Kerberos Constrained Delegation
Cannot work with AADDS using old methods – You don’t have the privileges. The solution is to use PowerShell to implement resource-based KCD.
Modernize Legacy Apps with Application Proxy
You can get users to sign in via AAD and MFA into legacy apps. A token is given to the app to authorize the user.
SharePoint Lift and Shift
A new group called AAD DC Service Accounts. Add the SharePoint Profile sync user account to this group.
Domain Joined HDIsnight Cluster
You can “Kerber-ize” a HD cluster to increase security. This is in preview at the moment.
Remote Desktop Deployments
Domain-join the farm to AADDS. The licensing server is a problem at the moment – this will be fixed soon. Until then, it works, but you’ll get licensing warnings.
- Schema extensions? Not supported but on the roadmap.
- Logging? Everything is logged but you have to go through support to get at them at the moment. They want to work on self-service logging.
- There is no trust option today. They are working on the concept of a resource domain – maybe before end of the year.
- Data at rest, in ARM, is encrypted. The keys (1 set per domain) are managed by MS. MS has no admin credentials – there’s an audited process for them to obtain access for support.
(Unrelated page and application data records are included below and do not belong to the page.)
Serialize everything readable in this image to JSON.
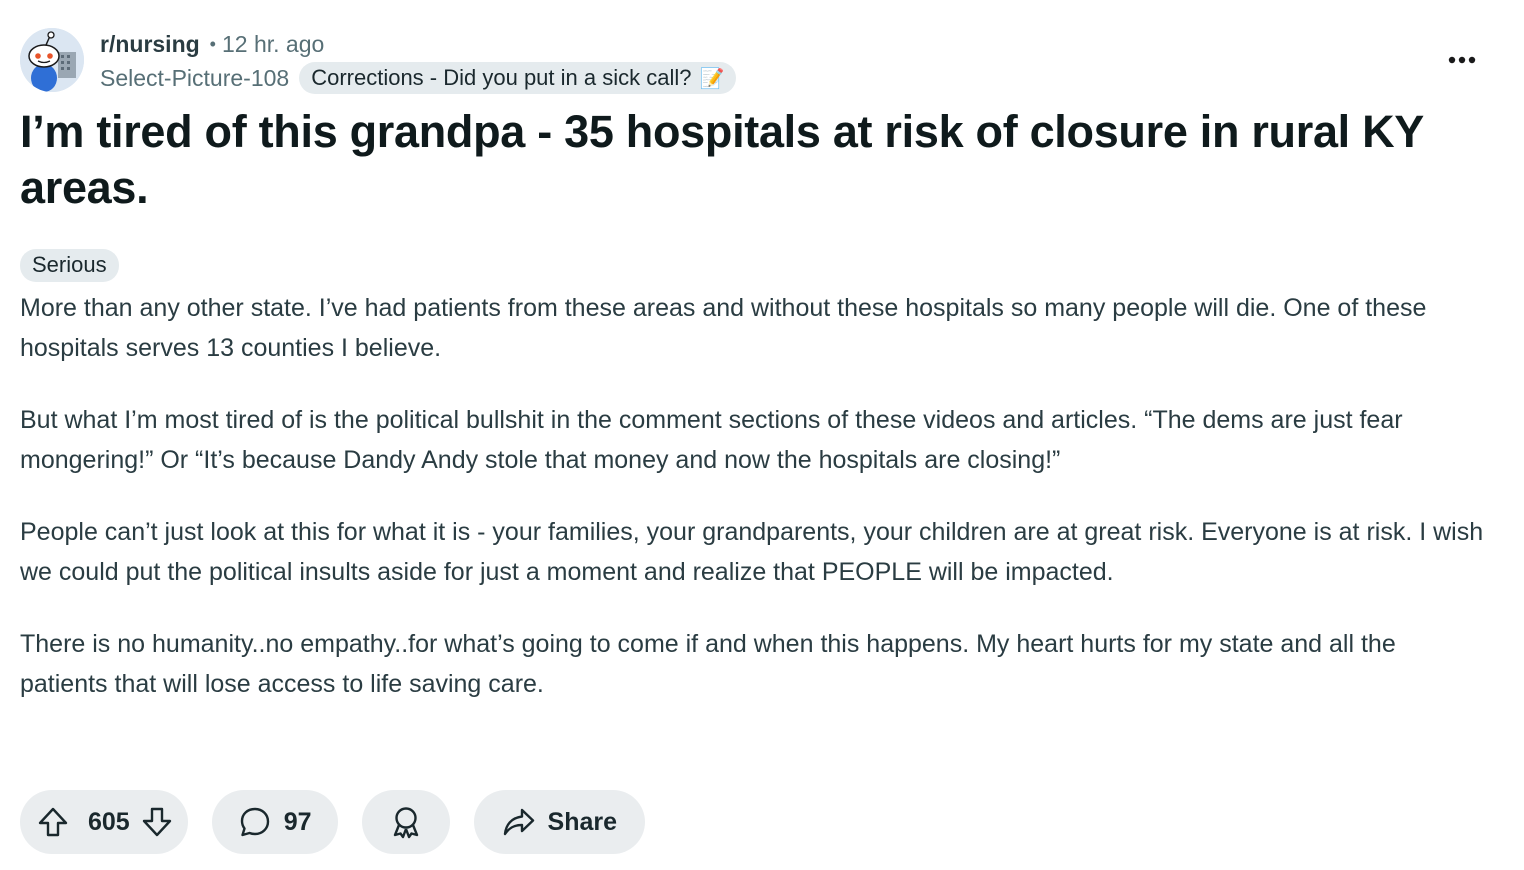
{
  "post": {
    "subreddit": "r/nursing",
    "separator": "•",
    "time_ago": "12 hr. ago",
    "username": "Select-Picture-108",
    "user_flair": {
      "text": "Corrections - Did you put in a sick call?",
      "emoji": "📝"
    },
    "title": "I’m tired of this grandpa - 35 hospitals at risk of closure in rural KY areas.",
    "post_flair": "Serious",
    "body": [
      "More than any other state. I’ve had patients from these areas and without these hospitals so many people will die. One of these hospitals serves 13 counties I believe.",
      "But what I’m most tired of is the political bullshit in the comment sections of these videos and articles. “The dems are just fear mongering!” Or “It’s because Dandy Andy stole that money and now the hospitals are closing!”",
      "People can’t just look at this for what it is - your families, your grandparents, your children are at great risk. Everyone is at risk. I wish we could put the political insults aside for just a moment and realize that PEOPLE will be impacted.",
      "There is no humanity..no empathy..for what’s going to come if and when this happens. My heart hurts for my state and all the patients that will lose access to life saving care."
    ]
  },
  "actions": {
    "vote_count": "605",
    "comment_count": "97",
    "share_label": "Share"
  },
  "icons": {
    "avatar": "snoo-avatar",
    "more": "more-options-icon",
    "upvote": "upvote-arrow-icon",
    "downvote": "downvote-arrow-icon",
    "comment": "comment-bubble-icon",
    "award": "award-icon",
    "share": "share-arrow-icon"
  },
  "colors": {
    "pill_background": "#eaedef",
    "flair_background": "#e5ebee",
    "text_primary": "#0f1a1c",
    "text_secondary": "#576f76"
  }
}
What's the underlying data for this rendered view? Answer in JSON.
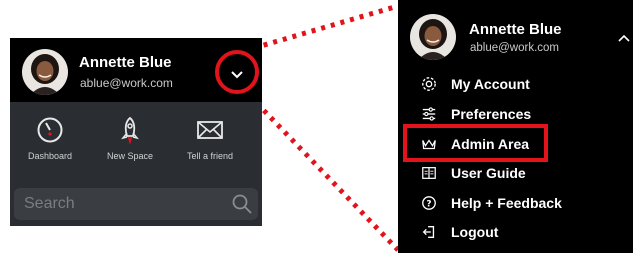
{
  "user": {
    "name": "Annette Blue",
    "email": "ablue@work.com"
  },
  "quick_actions": [
    {
      "label": "Dashboard",
      "icon": "gauge-icon"
    },
    {
      "label": "New Space",
      "icon": "rocket-icon"
    },
    {
      "label": "Tell a friend",
      "icon": "envelope-icon"
    }
  ],
  "search": {
    "placeholder": "Search"
  },
  "menu": {
    "items": [
      {
        "label": "My Account",
        "icon": "gear-icon"
      },
      {
        "label": "Preferences",
        "icon": "sliders-icon"
      },
      {
        "label": "Admin Area",
        "icon": "crown-icon"
      },
      {
        "label": "User Guide",
        "icon": "book-icon"
      },
      {
        "label": "Help + Feedback",
        "icon": "question-circle-icon"
      },
      {
        "label": "Logout",
        "icon": "logout-icon"
      }
    ]
  },
  "colors": {
    "highlight": "#e1141b",
    "panel_dark": "#2a2d31",
    "header_black": "#000000"
  }
}
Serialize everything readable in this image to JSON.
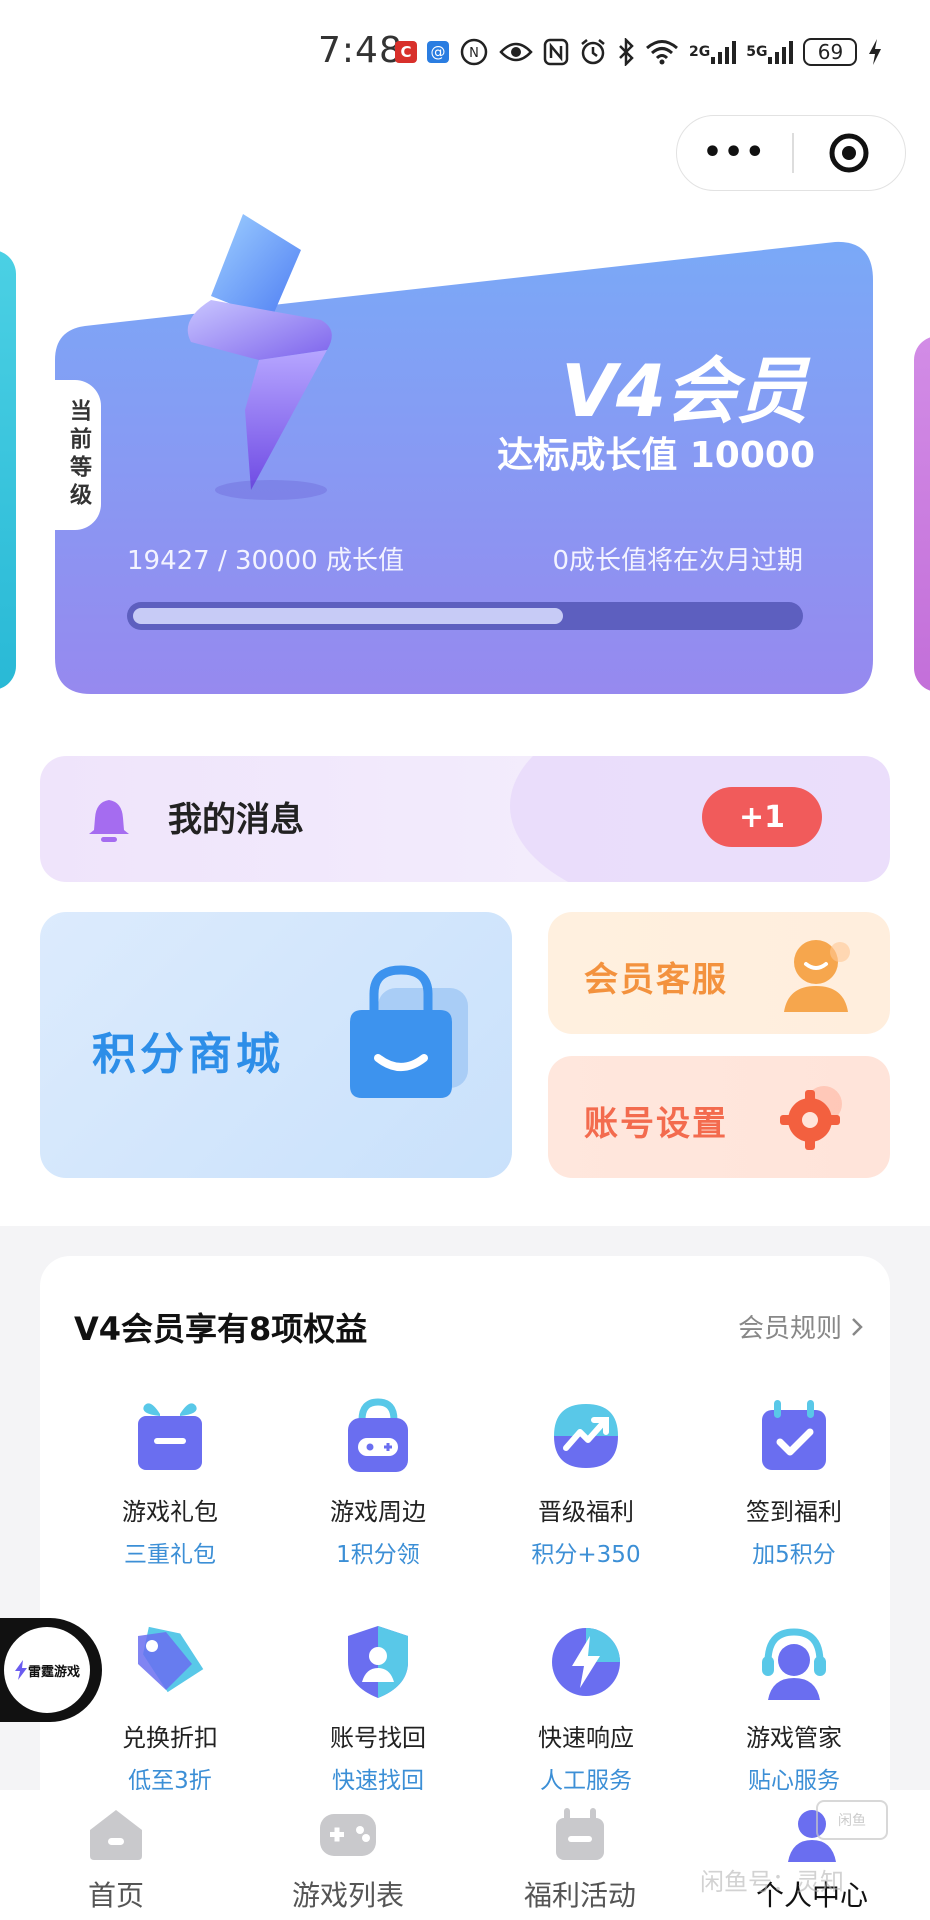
{
  "status_bar": {
    "time": "7:48",
    "app_icon_1": "C",
    "app_icon_2": "@",
    "signal_2g": "2G",
    "signal_5g": "5G",
    "battery": "69"
  },
  "capsule": {
    "more_label": "•••"
  },
  "member_card": {
    "level_tag": "当前等级",
    "title": "V4会员",
    "subtitle": "达标成长值 10000",
    "growth": "19427 / 30000 成长值",
    "expire_note": "0成长值将在次月过期",
    "progress_value": 19427,
    "progress_max": 30000,
    "gradient_top": "#7aa9f7",
    "gradient_bottom": "#9689ef"
  },
  "messages": {
    "label": "我的消息",
    "badge": "+1"
  },
  "shortcuts": {
    "mall": "积分商城",
    "service": "会员客服",
    "account": "账号设置"
  },
  "benefits": {
    "title": "V4会员享有8项权益",
    "rules_link": "会员规则",
    "items": [
      {
        "name": "游戏礼包",
        "sub": "三重礼包",
        "icon": "gift-icon"
      },
      {
        "name": "游戏周边",
        "sub": "1积分领",
        "icon": "merch-bag-icon"
      },
      {
        "name": "晋级福利",
        "sub": "积分+350",
        "icon": "level-up-icon"
      },
      {
        "name": "签到福利",
        "sub": "加5积分",
        "icon": "calendar-check-icon"
      },
      {
        "name": "兑换折扣",
        "sub": "低至3折",
        "icon": "discount-tag-icon"
      },
      {
        "name": "账号找回",
        "sub": "快速找回",
        "icon": "shield-user-icon"
      },
      {
        "name": "快速响应",
        "sub": "人工服务",
        "icon": "lightning-icon"
      },
      {
        "name": "游戏管家",
        "sub": "贴心服务",
        "icon": "headset-icon"
      }
    ]
  },
  "float_badge": {
    "label": "雷霆游戏"
  },
  "tabbar": {
    "tabs": [
      {
        "label": "首页",
        "icon": "home-icon"
      },
      {
        "label": "游戏列表",
        "icon": "gamepad-icon"
      },
      {
        "label": "福利活动",
        "icon": "gift-box-icon"
      },
      {
        "label": "个人中心",
        "icon": "user-icon"
      }
    ]
  },
  "watermark": {
    "text": "闲鱼号：灵知",
    "box": "闲鱼"
  },
  "colors": {
    "accent_blue": "#3c8fd6",
    "badge_red": "#f15b5b",
    "service_orange": "#f3923e",
    "account_coral": "#f36b4e",
    "mall_blue": "#2d8ee8"
  }
}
The NTLM hashes are encrypted.
Deciding When to DIY Your Own AD Deployment
Features Being Considered
- Cloud solution provider support – maybe early 2018.
- Support for a single managed domain to space multiple virtual networks
- Manage resource forests
- Schema extensions – they’ll start with the common ones, and then add support for custom extensions.
- Support for LDAP writes – some apps require this
Any questions/feedback to firstname.lastname@example.org